Website and app data records:

+++

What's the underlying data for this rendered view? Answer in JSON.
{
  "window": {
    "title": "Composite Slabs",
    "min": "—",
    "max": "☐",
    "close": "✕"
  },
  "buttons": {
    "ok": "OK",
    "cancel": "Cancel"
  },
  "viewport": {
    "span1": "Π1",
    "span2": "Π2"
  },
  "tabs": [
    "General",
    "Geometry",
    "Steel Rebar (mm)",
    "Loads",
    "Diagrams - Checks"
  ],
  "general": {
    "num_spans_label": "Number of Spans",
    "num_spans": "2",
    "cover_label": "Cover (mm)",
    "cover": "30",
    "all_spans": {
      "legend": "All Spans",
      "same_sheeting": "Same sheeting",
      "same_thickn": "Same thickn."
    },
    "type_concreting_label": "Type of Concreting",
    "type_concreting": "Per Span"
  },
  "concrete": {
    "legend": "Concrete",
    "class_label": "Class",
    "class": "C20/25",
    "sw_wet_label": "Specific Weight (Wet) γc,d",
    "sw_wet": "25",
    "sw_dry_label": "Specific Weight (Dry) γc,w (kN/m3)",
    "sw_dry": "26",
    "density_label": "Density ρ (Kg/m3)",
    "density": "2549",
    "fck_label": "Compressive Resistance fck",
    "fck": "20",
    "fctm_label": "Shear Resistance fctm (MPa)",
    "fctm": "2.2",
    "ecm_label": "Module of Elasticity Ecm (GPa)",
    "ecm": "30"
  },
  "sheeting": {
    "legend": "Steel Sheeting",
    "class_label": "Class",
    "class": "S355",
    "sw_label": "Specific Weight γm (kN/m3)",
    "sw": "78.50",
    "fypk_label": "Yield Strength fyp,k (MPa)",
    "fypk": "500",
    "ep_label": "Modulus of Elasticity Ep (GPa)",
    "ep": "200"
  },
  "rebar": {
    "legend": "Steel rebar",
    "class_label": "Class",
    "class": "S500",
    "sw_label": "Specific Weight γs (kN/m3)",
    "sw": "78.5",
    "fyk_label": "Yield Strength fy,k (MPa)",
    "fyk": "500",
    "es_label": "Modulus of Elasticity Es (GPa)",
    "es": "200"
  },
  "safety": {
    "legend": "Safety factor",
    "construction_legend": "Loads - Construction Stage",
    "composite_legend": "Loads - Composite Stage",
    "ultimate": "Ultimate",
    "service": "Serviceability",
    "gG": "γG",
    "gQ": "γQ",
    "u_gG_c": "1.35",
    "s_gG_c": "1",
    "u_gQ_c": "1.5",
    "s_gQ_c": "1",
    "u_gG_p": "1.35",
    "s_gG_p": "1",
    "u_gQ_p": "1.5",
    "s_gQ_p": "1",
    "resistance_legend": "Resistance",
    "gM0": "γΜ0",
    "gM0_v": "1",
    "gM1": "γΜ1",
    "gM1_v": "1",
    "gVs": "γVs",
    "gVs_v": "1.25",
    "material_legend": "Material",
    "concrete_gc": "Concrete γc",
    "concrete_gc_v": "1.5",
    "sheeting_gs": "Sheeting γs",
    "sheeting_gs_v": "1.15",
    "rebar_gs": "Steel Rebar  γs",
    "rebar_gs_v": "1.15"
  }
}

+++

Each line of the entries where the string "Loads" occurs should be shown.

## TASK OUTPUT
    "Loads",
    "construction_legend": "Loads - Construction Stage",
    "composite_legend": "Loads - Composite Stage",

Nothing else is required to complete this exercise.